• DESCRIPTION OF THE TASK:
Track down each line below containing the string "watermark" and copy it.

[Element data from apps and pages]
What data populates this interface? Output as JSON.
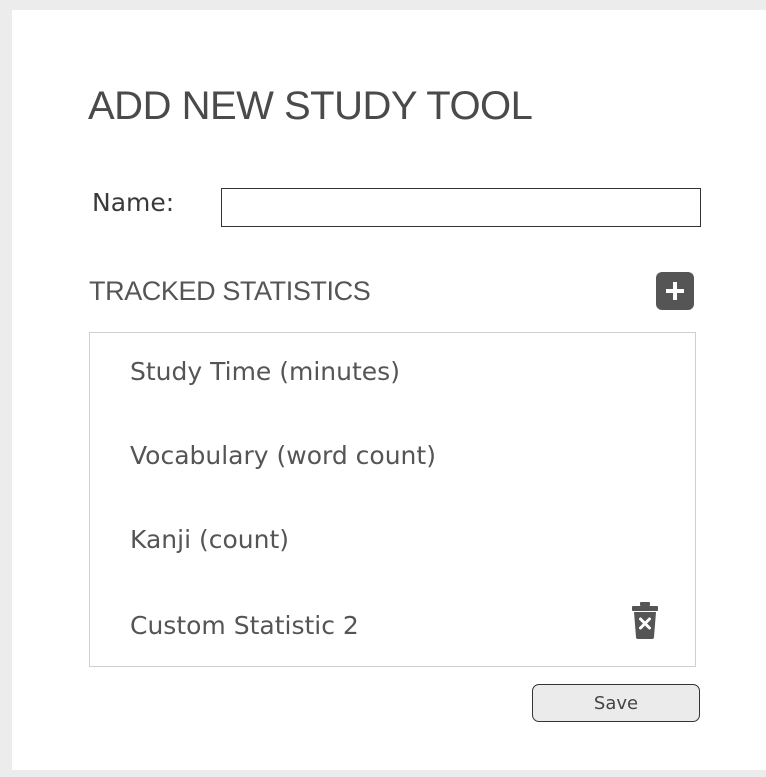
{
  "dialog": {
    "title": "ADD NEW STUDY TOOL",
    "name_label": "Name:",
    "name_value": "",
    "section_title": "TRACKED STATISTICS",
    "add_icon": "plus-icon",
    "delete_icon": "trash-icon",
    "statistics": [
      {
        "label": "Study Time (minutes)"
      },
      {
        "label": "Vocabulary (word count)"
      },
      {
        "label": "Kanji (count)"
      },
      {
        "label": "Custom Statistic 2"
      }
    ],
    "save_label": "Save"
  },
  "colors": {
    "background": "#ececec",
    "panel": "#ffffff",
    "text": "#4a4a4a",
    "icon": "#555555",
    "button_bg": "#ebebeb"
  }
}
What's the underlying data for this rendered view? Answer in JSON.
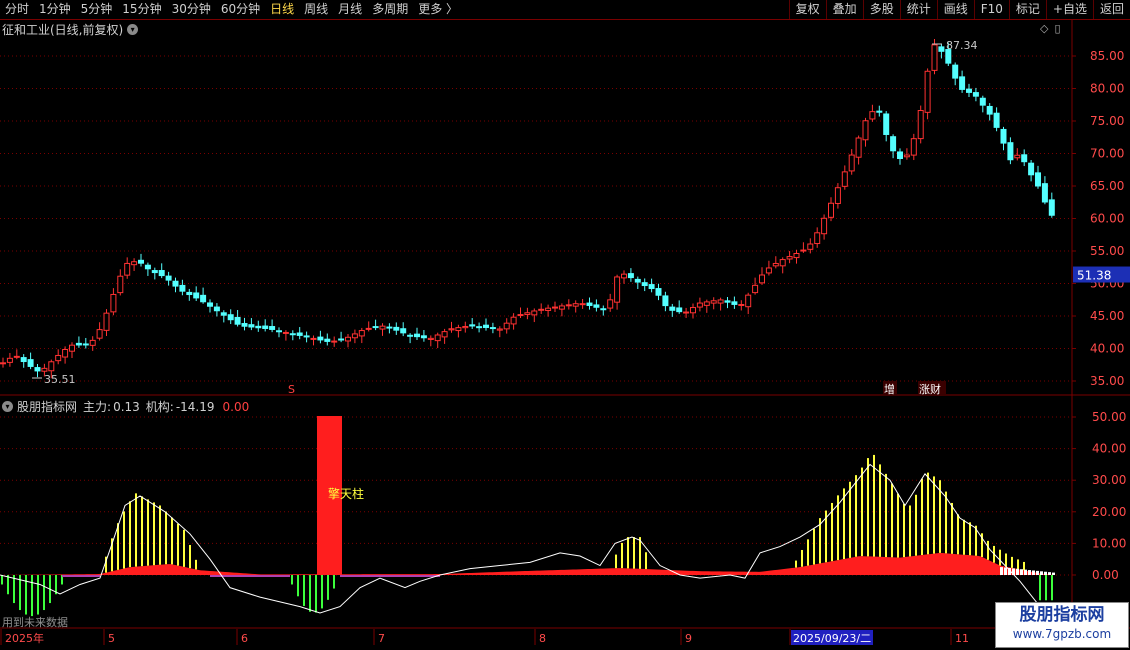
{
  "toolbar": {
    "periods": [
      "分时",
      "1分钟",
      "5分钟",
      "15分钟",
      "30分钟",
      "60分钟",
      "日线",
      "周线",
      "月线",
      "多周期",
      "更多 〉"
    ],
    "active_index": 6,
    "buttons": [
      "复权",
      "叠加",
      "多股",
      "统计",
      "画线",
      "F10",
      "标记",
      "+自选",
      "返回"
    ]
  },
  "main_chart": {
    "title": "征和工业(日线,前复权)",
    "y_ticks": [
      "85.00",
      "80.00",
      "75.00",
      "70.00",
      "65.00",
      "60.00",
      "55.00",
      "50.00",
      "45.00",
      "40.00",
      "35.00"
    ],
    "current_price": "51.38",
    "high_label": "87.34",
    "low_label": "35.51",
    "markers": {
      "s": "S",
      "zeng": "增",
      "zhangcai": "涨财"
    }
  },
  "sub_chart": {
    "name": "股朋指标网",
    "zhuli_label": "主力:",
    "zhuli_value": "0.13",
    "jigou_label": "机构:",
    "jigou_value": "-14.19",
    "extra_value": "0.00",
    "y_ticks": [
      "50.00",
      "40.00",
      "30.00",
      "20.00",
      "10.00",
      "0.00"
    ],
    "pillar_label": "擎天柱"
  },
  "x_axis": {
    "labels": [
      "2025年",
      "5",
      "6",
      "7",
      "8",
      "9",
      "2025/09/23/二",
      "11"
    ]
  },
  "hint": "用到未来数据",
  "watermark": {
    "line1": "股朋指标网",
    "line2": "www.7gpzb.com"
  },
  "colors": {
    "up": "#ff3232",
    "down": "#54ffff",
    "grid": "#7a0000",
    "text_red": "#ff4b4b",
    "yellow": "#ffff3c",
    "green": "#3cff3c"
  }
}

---

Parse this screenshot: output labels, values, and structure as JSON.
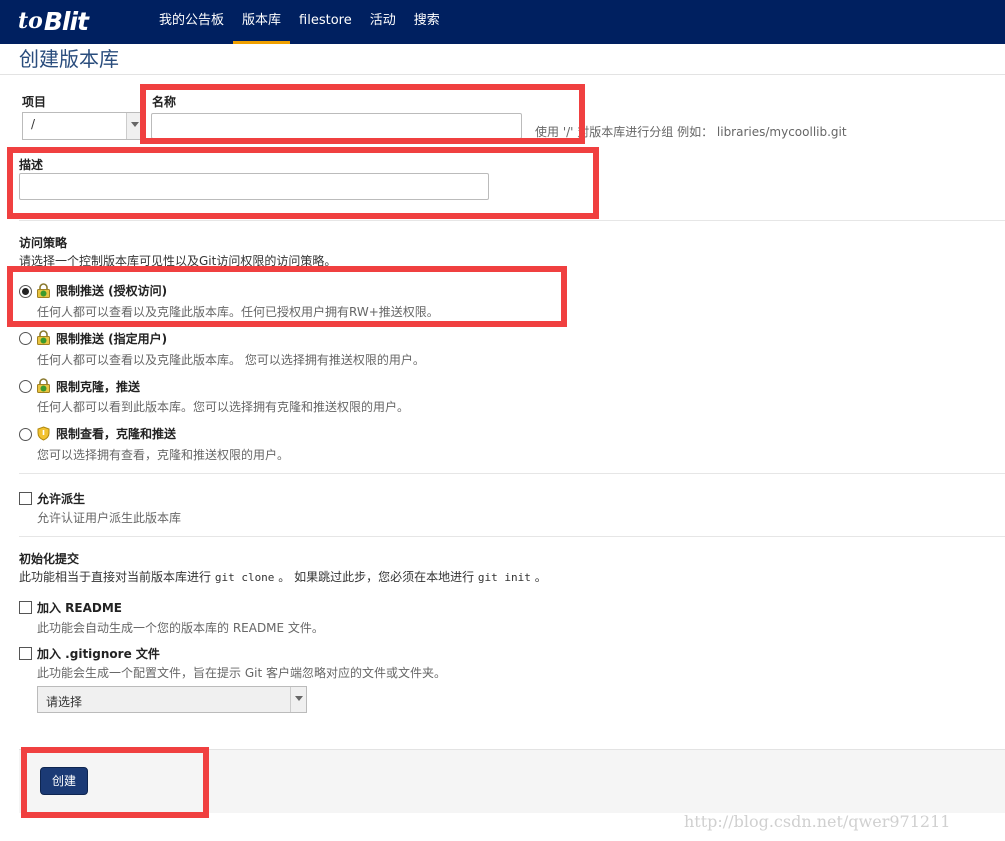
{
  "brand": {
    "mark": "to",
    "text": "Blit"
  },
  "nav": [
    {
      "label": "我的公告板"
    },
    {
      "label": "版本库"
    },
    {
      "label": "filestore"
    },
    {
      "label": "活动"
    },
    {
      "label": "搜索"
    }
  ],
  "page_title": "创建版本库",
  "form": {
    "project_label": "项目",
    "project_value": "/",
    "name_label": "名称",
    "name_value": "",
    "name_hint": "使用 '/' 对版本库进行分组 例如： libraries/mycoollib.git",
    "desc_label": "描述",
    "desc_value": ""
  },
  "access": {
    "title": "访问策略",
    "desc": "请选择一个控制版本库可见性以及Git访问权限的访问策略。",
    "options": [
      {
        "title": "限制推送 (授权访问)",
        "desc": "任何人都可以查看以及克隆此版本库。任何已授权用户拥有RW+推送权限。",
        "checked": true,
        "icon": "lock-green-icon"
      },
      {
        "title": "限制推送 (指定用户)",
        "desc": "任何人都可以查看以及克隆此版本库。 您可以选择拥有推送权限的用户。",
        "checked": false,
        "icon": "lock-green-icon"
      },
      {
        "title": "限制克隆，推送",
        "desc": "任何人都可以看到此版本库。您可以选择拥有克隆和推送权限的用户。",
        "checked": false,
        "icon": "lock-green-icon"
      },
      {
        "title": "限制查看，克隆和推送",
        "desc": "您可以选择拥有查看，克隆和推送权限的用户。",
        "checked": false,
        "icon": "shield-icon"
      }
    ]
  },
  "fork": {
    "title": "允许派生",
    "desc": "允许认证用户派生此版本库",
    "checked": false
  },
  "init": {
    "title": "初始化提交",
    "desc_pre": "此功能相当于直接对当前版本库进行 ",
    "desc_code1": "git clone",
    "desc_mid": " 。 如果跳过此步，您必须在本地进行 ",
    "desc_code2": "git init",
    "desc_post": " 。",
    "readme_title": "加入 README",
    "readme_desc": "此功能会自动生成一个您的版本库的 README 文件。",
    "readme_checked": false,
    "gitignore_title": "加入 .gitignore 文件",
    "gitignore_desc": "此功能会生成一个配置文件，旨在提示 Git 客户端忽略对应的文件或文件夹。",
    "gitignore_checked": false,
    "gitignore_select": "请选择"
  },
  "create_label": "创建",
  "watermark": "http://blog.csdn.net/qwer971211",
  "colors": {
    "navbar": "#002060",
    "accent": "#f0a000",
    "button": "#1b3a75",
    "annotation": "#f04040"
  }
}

• ANSWER TO THE EXERCISE:
  "watermark": {
  "watermark": "http://blog.csdn.net/qwer971211",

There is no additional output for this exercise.